The female lead, his beloved Dulcinea (portrayed by actress Hollis Resnik) also falls short of her role. Her acting is not nearly as bad as Perry’s, but she adds no magic to the role. Aldonza/Dulcinea is a tragic character who is taught to believe in the imagination by Cervantes, but most of the time Resnik was merely speaking her words, not acting them.
Even the lighting in this production of “Man of La Mancha” is poorly designed. The play takes place in one room, a prison cell, and therefore the light should have stayed the same to produce this effect. Instead, the lighting changed once every five minutes or so, which only confused the audience. Though most of the costuming was decent enough, many of the players were dressed in unspectacular rags that would have befit a 16th century prisoner.
Jim Corti, as Cervantes’ manservant/Don Quixote’s Squire, Sancho Panza, adds a breath of fresh air to the production. Corti has all of the comic roles in the play and he said all of his lines with impeccable comedic timing. Every time Corti had something to say, the crowd uproared in laughter. Corti was able to do the one thing the rest of the leading actors could not: make his character come alive.

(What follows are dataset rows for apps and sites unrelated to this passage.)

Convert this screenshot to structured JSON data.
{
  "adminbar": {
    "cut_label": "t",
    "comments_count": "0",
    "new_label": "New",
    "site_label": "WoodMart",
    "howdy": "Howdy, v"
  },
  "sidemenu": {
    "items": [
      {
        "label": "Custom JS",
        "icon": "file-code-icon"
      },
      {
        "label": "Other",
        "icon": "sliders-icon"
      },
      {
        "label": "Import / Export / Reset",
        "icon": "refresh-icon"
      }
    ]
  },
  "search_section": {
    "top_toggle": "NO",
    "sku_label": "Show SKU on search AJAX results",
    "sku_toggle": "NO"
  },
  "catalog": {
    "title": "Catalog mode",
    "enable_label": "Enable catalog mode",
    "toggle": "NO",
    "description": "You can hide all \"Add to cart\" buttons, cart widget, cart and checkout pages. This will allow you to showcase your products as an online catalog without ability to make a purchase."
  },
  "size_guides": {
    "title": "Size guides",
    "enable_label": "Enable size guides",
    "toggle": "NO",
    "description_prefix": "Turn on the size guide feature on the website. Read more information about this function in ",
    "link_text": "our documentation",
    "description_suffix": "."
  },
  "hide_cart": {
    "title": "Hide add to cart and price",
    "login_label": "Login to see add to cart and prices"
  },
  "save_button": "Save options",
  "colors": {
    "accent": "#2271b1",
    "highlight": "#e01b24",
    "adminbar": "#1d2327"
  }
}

The Long Wharf Theatre production of “Man of La Mancha” is a musical not worth seeing. Many of the actors in the ensemble are decent enough, but they are mostly forgettable. Quixote sings of his quest to “dream the impossible dream” and the only impossible dream in this play is how the actors could have gotten such a beautiful story so very wrong.